    I don't really think you're out to harm Linux. I'm not even convinced your management is. But there are plenty of ways to do that unintentionally, and it's looking like Novell won't go along with GPL v3, they're willing to let Microsoft use them, and I wouldn't doubt that Microsoft was banking on a negative reaction between Novell and the OSS community. Honestly, "trojan code" deliberate or otherwise wouldn't matter any more after this, remember? Novell needs this fork under GPL v2 before GPL v3 arrives and divides us some more... But if there isn't a GPL v3 that's widely used, I'd bet we'll see even more legal trouble in the future.
  • by mr_mischief ( 456295 ) on Tuesday December 05, 2006 @10:41AM (#17112868) Journal
    The summary says it'll be a plug-in. Even if OOo doesn't take the contribution, which I don't think it should given the recent MSNovell debacle, I'd still hardly call distributing a plug-in that the core project doesn't distribute a fork. Now, if they decided to put the code into the main tree of their version, that might be a fork. If they made ClosedXML the default, that'd definitely be a fork.
  • Re:That's not a fork (Score:1, Interesting)

    by Anonymous Coward on Tuesday December 05, 2006 @01:12PM (#17115000)
    Hurd was written from the ground up as an OOP kernel using the FSF / GNU philosophy.

    Say what? Out of Order Processing? Object Oriented Programming? Both are silly in this context. It's a message-passing (collection of) microkernel(s), and that's it.

    And how does it use the FSF philosophy? Maybe it performs message-passing against capitalism or proprietary software or the patent system? And if it uses the GNU philosophy, what exactly is that philosophy? "Lots of simple good tools like in an Unix, but definitely not an Unix!"?

    You are being a bit vague there, buddy.

    However, it would be (genuinely!) interesting if you could clearly state how The Hurd is ethically/morally better than Linux.
  • by jd ( 1658 ) <imipak.yahoo@com> on Tuesday December 05, 2006 @02:00PM (#17115688) Homepage Journal
    That presumably depends on the nature of the link. If something is forcibly linked by the compiler such that symbols from the object/library being linked to are embedded in the code, then you've got contamination. The same would be true if you include header files, and absolutely definitely unquestionably true for any form of static link.

    In the case of readline, that would be an upstream link and I could see potential licensing issues there, as you are essentially including GPL code in a non-GPL object. That would definitely be on the Forbidden List. Downstream is slightly different - you can run GCC under non-GPL'ed OS', even though there must be links GCC must use that are not GPL'ed. (It is possible, I suppose, that Cygwin re-implements the BIOS, has its own screen manager so that X will work, etc, but me thinks not. :)
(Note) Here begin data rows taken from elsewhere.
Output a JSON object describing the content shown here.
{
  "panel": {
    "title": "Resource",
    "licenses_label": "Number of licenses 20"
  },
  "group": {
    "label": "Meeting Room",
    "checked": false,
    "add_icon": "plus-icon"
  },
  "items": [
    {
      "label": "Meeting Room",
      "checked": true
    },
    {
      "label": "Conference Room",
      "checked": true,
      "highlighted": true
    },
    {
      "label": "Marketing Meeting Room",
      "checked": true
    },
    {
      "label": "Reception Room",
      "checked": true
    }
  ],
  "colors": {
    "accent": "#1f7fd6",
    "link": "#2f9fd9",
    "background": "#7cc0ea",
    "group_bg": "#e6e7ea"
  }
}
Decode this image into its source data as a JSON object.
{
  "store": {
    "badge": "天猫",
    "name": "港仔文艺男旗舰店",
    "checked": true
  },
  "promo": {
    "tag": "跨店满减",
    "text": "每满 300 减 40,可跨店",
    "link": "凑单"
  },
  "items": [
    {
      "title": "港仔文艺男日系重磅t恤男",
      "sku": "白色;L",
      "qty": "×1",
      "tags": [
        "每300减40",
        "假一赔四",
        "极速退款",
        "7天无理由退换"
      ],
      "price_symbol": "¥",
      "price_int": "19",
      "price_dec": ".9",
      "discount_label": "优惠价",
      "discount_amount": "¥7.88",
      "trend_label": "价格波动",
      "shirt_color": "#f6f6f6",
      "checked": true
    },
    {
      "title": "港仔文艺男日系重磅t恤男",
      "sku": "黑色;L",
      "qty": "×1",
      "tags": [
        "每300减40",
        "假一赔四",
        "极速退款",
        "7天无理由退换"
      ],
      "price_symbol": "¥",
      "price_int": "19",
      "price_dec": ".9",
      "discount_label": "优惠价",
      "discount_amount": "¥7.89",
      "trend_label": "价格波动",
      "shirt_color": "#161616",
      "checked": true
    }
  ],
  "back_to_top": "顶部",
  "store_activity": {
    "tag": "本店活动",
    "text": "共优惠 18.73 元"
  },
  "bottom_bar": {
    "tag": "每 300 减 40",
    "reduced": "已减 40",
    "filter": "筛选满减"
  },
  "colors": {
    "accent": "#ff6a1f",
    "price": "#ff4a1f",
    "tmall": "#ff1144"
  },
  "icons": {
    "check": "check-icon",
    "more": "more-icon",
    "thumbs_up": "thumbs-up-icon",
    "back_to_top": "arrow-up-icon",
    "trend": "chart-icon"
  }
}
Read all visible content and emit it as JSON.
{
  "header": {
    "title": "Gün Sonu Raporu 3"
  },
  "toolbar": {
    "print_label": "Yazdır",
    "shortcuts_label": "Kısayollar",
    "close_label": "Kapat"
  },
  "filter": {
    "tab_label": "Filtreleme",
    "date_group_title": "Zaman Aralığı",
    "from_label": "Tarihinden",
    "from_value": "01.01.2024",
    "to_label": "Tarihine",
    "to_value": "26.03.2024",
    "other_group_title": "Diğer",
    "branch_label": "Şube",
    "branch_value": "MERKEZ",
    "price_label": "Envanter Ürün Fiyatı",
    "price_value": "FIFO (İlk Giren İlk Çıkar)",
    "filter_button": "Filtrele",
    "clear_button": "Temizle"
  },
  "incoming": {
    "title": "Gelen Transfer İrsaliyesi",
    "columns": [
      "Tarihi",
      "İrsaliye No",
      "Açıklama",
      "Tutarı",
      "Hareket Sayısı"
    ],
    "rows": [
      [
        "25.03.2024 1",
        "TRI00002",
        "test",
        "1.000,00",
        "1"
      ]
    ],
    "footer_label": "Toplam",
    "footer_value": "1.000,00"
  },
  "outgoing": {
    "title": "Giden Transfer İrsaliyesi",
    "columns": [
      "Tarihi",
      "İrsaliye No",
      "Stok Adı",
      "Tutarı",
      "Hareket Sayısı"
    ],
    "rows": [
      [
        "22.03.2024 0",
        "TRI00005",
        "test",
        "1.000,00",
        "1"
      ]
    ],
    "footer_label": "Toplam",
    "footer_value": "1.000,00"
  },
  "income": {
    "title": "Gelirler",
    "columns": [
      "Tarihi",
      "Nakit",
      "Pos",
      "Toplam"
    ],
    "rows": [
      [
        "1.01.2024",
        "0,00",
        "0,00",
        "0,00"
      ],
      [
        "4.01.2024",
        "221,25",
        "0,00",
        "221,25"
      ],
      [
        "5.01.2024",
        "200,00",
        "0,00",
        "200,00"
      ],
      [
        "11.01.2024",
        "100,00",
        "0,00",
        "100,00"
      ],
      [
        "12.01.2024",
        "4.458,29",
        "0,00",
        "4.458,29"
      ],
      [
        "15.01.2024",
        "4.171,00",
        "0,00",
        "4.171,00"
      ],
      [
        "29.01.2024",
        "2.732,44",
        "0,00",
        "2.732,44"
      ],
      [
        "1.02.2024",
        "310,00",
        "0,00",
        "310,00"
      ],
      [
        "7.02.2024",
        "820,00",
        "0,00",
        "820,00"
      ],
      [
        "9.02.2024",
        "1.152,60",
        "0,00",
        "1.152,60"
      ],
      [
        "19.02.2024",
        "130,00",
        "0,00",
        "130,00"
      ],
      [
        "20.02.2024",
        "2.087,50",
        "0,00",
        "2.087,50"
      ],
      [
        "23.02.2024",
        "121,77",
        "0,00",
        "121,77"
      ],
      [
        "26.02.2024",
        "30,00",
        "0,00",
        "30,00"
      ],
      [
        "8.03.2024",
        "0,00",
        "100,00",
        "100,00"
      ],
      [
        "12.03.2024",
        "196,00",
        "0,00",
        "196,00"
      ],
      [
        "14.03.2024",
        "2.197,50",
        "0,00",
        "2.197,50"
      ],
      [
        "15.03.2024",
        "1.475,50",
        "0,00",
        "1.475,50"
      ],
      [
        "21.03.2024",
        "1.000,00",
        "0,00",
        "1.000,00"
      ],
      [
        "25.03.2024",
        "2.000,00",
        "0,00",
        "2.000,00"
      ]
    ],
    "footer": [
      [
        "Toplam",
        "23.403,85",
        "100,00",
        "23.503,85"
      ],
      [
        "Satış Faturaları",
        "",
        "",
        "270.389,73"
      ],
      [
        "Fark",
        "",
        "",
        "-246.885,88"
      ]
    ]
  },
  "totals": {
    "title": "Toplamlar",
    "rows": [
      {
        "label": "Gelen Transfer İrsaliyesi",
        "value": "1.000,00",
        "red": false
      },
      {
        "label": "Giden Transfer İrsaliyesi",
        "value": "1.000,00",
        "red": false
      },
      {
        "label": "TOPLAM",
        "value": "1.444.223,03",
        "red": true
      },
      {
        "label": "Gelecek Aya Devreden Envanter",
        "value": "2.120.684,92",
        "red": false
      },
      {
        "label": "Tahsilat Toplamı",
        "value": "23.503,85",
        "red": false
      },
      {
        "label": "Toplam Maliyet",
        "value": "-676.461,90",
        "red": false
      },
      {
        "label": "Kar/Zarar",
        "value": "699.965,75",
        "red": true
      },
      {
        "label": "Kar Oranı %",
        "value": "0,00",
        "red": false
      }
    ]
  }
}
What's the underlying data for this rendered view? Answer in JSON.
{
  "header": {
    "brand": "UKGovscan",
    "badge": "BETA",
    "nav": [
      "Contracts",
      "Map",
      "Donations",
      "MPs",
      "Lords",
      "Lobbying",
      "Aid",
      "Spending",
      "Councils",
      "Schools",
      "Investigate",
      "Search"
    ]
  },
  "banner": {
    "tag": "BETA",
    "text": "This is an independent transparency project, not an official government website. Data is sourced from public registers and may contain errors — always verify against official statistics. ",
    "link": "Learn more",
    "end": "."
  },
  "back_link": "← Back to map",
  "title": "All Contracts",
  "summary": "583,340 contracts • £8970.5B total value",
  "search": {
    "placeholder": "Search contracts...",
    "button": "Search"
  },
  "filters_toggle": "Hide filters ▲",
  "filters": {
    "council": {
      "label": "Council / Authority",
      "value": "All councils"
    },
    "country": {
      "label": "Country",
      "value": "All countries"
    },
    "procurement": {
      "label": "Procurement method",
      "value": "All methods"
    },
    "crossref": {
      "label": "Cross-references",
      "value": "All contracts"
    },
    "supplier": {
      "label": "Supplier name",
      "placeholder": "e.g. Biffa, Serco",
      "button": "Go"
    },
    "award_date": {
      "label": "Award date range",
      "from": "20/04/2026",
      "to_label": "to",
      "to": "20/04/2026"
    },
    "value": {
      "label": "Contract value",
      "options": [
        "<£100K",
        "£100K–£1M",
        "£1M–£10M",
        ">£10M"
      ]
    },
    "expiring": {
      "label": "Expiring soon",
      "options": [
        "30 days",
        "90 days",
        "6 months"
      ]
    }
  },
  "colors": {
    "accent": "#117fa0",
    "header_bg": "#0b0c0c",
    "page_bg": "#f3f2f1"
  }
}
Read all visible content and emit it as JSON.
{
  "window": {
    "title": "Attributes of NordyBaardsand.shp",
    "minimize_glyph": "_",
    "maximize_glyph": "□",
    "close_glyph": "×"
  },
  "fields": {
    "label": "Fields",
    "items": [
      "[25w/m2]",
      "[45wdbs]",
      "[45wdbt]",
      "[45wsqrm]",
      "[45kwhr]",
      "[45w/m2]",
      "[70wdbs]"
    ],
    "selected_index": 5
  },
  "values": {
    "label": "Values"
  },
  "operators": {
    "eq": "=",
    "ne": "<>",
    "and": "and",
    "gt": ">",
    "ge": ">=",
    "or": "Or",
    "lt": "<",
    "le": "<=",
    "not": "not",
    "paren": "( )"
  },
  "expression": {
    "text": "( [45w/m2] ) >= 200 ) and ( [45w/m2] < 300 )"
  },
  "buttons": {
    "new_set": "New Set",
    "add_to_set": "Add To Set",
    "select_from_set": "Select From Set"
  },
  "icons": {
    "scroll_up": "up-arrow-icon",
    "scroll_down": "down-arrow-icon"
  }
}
    In this case, a better example might be a use of dlopen(). If person A wrote some code that installed a file of a specific name and called specific functions within that file, with ALL of that interface under the GPL, then if some such file happened to not be GPL, I don't see that you would be retrospectively violating the license. The program has not been changed - on disk or in memory. Everything is exactly as it was, with the sole difference that the pointers now point to something, where that something is wholly external and wholly black-box.

    (If you were to ask me if I like closed source - whether as a module or in any other form - I'd say no. Corporations HAVE to compile to the lowest common denominator, which means I can always optimize better than them. Corporations CANNOT include capabilities as fast as the total IT market is capable of creating them, which means that I am better equipt to ensure I have the feature set I need. Corporations also have to make assumptions that may - or may not - apply either the typical user or the stereotypically-dumb user, so I am in an infinitely superior position to have code that functions for me, operates the way I think, follows my mental picture of the system in question. Closed-source, by its very nature, has to be a compromise hack. It can't be anything else. Open source often is a compromise hack, but that is entirely by choice, as stupid as I think such a choice is.)

1 Angstrom: measure of computer anxiety = 1000 nail-bytes